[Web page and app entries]
.....

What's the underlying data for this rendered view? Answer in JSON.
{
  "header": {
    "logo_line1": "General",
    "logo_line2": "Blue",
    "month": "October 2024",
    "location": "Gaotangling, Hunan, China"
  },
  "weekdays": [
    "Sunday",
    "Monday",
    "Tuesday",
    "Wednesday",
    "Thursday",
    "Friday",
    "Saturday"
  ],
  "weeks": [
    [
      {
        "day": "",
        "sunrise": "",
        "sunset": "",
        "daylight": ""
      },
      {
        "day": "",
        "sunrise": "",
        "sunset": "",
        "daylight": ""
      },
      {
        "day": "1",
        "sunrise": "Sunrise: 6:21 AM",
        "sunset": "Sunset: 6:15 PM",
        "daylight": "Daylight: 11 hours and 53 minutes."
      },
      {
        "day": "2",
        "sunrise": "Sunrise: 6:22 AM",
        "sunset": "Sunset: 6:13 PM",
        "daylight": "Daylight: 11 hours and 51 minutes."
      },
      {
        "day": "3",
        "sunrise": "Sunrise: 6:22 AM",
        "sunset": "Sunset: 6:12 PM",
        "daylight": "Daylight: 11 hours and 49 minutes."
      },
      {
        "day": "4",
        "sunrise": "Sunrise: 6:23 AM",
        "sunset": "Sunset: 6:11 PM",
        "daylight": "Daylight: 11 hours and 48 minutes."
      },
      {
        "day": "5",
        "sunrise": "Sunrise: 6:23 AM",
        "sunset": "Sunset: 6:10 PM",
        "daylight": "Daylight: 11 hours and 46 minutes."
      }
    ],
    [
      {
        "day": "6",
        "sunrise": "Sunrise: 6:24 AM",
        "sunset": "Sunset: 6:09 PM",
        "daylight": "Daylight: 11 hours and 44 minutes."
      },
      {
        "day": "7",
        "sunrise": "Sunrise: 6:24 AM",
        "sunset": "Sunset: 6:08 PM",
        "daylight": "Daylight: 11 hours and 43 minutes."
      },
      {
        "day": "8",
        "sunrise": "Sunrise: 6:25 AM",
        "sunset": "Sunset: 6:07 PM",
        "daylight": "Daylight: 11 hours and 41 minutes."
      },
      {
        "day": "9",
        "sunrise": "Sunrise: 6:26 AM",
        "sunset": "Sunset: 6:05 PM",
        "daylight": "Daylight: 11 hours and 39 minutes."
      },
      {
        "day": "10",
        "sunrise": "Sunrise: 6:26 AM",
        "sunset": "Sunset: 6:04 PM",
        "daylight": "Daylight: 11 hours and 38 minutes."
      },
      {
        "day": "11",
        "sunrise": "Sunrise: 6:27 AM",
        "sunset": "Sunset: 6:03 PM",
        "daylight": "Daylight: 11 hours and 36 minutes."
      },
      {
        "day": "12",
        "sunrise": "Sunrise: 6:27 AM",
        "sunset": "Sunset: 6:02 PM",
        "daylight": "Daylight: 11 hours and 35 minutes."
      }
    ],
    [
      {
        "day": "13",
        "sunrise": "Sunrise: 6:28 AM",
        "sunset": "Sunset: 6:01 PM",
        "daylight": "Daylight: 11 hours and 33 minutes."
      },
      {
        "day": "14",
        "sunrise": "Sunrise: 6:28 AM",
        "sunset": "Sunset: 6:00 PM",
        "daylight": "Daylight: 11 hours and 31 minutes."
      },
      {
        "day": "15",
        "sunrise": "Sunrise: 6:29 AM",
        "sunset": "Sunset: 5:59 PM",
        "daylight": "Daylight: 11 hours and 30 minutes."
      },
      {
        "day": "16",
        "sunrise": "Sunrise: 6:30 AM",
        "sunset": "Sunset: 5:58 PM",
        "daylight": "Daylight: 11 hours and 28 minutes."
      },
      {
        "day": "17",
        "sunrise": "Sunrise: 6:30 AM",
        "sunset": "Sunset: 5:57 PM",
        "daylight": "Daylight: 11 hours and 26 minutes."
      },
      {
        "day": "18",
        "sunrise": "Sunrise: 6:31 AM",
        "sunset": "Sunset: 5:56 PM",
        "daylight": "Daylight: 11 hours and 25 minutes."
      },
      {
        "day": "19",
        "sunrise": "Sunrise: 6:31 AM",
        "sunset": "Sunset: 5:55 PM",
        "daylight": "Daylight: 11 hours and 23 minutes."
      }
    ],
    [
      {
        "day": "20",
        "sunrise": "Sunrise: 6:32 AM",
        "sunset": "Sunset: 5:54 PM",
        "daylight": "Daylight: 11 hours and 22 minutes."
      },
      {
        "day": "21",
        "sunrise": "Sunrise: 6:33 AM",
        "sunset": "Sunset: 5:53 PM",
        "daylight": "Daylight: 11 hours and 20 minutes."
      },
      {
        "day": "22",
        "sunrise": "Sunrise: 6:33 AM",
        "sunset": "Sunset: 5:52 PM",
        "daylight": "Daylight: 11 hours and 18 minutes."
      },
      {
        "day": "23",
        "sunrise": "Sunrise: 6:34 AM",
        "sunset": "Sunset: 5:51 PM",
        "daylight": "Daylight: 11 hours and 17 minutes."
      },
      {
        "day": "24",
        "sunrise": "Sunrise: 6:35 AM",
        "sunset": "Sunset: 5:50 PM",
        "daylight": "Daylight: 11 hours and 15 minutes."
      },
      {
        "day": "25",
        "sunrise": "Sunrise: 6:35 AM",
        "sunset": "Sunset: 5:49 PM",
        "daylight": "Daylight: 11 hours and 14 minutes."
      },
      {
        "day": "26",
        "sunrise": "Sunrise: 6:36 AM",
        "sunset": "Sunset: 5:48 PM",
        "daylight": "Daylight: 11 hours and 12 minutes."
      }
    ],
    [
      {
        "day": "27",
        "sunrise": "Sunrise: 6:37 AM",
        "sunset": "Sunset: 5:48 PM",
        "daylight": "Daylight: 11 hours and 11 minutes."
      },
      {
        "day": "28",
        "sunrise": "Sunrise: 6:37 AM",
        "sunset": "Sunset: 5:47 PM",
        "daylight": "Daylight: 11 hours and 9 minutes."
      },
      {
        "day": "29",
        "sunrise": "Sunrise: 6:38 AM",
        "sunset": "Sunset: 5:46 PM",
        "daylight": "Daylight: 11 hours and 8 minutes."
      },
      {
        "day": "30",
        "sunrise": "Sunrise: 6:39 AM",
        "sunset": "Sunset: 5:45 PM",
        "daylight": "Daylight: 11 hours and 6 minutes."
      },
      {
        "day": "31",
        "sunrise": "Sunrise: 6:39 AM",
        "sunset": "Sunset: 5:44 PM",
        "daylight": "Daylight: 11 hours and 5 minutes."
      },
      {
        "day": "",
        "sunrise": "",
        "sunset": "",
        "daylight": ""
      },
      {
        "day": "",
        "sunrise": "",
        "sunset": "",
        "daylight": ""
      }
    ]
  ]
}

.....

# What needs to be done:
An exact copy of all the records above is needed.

# Response below:
What's the underlying data for this rendered view? Answer in JSON.
{
  "header": {
    "logo_line1": "General",
    "logo_line2": "Blue",
    "month": "October 2024",
    "location": "Gaotangling, Hunan, China"
  },
  "weekdays": [
    "Sunday",
    "Monday",
    "Tuesday",
    "Wednesday",
    "Thursday",
    "Friday",
    "Saturday"
  ],
  "weeks": [
    [
      {
        "day": "",
        "sunrise": "",
        "sunset": "",
        "daylight": ""
      },
      {
        "day": "",
        "sunrise": "",
        "sunset": "",
        "daylight": ""
      },
      {
        "day": "1",
        "sunrise": "Sunrise: 6:21 AM",
        "sunset": "Sunset: 6:15 PM",
        "daylight": "Daylight: 11 hours and 53 minutes."
      },
      {
        "day": "2",
        "sunrise": "Sunrise: 6:22 AM",
        "sunset": "Sunset: 6:13 PM",
        "daylight": "Daylight: 11 hours and 51 minutes."
      },
      {
        "day": "3",
        "sunrise": "Sunrise: 6:22 AM",
        "sunset": "Sunset: 6:12 PM",
        "daylight": "Daylight: 11 hours and 49 minutes."
      },
      {
        "day": "4",
        "sunrise": "Sunrise: 6:23 AM",
        "sunset": "Sunset: 6:11 PM",
        "daylight": "Daylight: 11 hours and 48 minutes."
      },
      {
        "day": "5",
        "sunrise": "Sunrise: 6:23 AM",
        "sunset": "Sunset: 6:10 PM",
        "daylight": "Daylight: 11 hours and 46 minutes."
      }
    ],
    [
      {
        "day": "6",
        "sunrise": "Sunrise: 6:24 AM",
        "sunset": "Sunset: 6:09 PM",
        "daylight": "Daylight: 11 hours and 44 minutes."
      },
      {
        "day": "7",
        "sunrise": "Sunrise: 6:24 AM",
        "sunset": "Sunset: 6:08 PM",
        "daylight": "Daylight: 11 hours and 43 minutes."
      },
      {
        "day": "8",
        "sunrise": "Sunrise: 6:25 AM",
        "sunset": "Sunset: 6:07 PM",
        "daylight": "Daylight: 11 hours and 41 minutes."
      },
      {
        "day": "9",
        "sunrise": "Sunrise: 6:26 AM",
        "sunset": "Sunset: 6:05 PM",
        "daylight": "Daylight: 11 hours and 39 minutes."
      },
      {
        "day": "10",
        "sunrise": "Sunrise: 6:26 AM",
        "sunset": "Sunset: 6:04 PM",
        "daylight": "Daylight: 11 hours and 38 minutes."
      },
      {
        "day": "11",
        "sunrise": "Sunrise: 6:27 AM",
        "sunset": "Sunset: 6:03 PM",
        "daylight": "Daylight: 11 hours and 36 minutes."
      },
      {
        "day": "12",
        "sunrise": "Sunrise: 6:27 AM",
        "sunset": "Sunset: 6:02 PM",
        "daylight": "Daylight: 11 hours and 35 minutes."
      }
    ],
    [
      {
        "day": "13",
        "sunrise": "Sunrise: 6:28 AM",
        "sunset": "Sunset: 6:01 PM",
        "daylight": "Daylight: 11 hours and 33 minutes."
      },
      {
        "day": "14",
        "sunrise": "Sunrise: 6:28 AM",
        "sunset": "Sunset: 6:00 PM",
        "daylight": "Daylight: 11 hours and 31 minutes."
      },
      {
        "day": "15",
        "sunrise": "Sunrise: 6:29 AM",
        "sunset": "Sunset: 5:59 PM",
        "daylight": "Daylight: 11 hours and 30 minutes."
      },
      {
        "day": "16",
        "sunrise": "Sunrise: 6:30 AM",
        "sunset": "Sunset: 5:58 PM",
        "daylight": "Daylight: 11 hours and 28 minutes."
      },
      {
        "day": "17",
        "sunrise": "Sunrise: 6:30 AM",
        "sunset": "Sunset: 5:57 PM",
        "daylight": "Daylight: 11 hours and 26 minutes."
      },
      {
        "day": "18",
        "sunrise": "Sunrise: 6:31 AM",
        "sunset": "Sunset: 5:56 PM",
        "daylight": "Daylight: 11 hours and 25 minutes."
      },
      {
        "day": "19",
        "sunrise": "Sunrise: 6:31 AM",
        "sunset": "Sunset: 5:55 PM",
        "daylight": "Daylight: 11 hours and 23 minutes."
      }
    ],
    [
      {
        "day": "20",
        "sunrise": "Sunrise: 6:32 AM",
        "sunset": "Sunset: 5:54 PM",
        "daylight": "Daylight: 11 hours and 22 minutes."
      },
      {
        "day": "21",
        "sunrise": "Sunrise: 6:33 AM",
        "sunset": "Sunset: 5:53 PM",
        "daylight": "Daylight: 11 hours and 20 minutes."
      },
      {
        "day": "22",
        "sunrise": "Sunrise: 6:33 AM",
        "sunset": "Sunset: 5:52 PM",
        "daylight": "Daylight: 11 hours and 18 minutes."
      },
      {
        "day": "23",
        "sunrise": "Sunrise: 6:34 AM",
        "sunset": "Sunset: 5:51 PM",
        "daylight": "Daylight: 11 hours and 17 minutes."
      },
      {
        "day": "24",
        "sunrise": "Sunrise: 6:35 AM",
        "sunset": "Sunset: 5:50 PM",
        "daylight": "Daylight: 11 hours and 15 minutes."
      },
      {
        "day": "25",
        "sunrise": "Sunrise: 6:35 AM",
        "sunset": "Sunset: 5:49 PM",
        "daylight": "Daylight: 11 hours and 14 minutes."
      },
      {
        "day": "26",
        "sunrise": "Sunrise: 6:36 AM",
        "sunset": "Sunset: 5:48 PM",
        "daylight": "Daylight: 11 hours and 12 minutes."
      }
    ],
    [
      {
        "day": "27",
        "sunrise": "Sunrise: 6:37 AM",
        "sunset": "Sunset: 5:48 PM",
        "daylight": "Daylight: 11 hours and 11 minutes."
      },
      {
        "day": "28",
        "sunrise": "Sunrise: 6:37 AM",
        "sunset": "Sunset: 5:47 PM",
        "daylight": "Daylight: 11 hours and 9 minutes."
      },
      {
        "day": "29",
        "sunrise": "Sunrise: 6:38 AM",
        "sunset": "Sunset: 5:46 PM",
        "daylight": "Daylight: 11 hours and 8 minutes."
      },
      {
        "day": "30",
        "sunrise": "Sunrise: 6:39 AM",
        "sunset": "Sunset: 5:45 PM",
        "daylight": "Daylight: 11 hours and 6 minutes."
      },
      {
        "day": "31",
        "sunrise": "Sunrise: 6:39 AM",
        "sunset": "Sunset: 5:44 PM",
        "daylight": "Daylight: 11 hours and 5 minutes."
      },
      {
        "day": "",
        "sunrise": "",
        "sunset": "",
        "daylight": ""
      },
      {
        "day": "",
        "sunrise": "",
        "sunset": "",
        "daylight": ""
      }
    ]
  ]
}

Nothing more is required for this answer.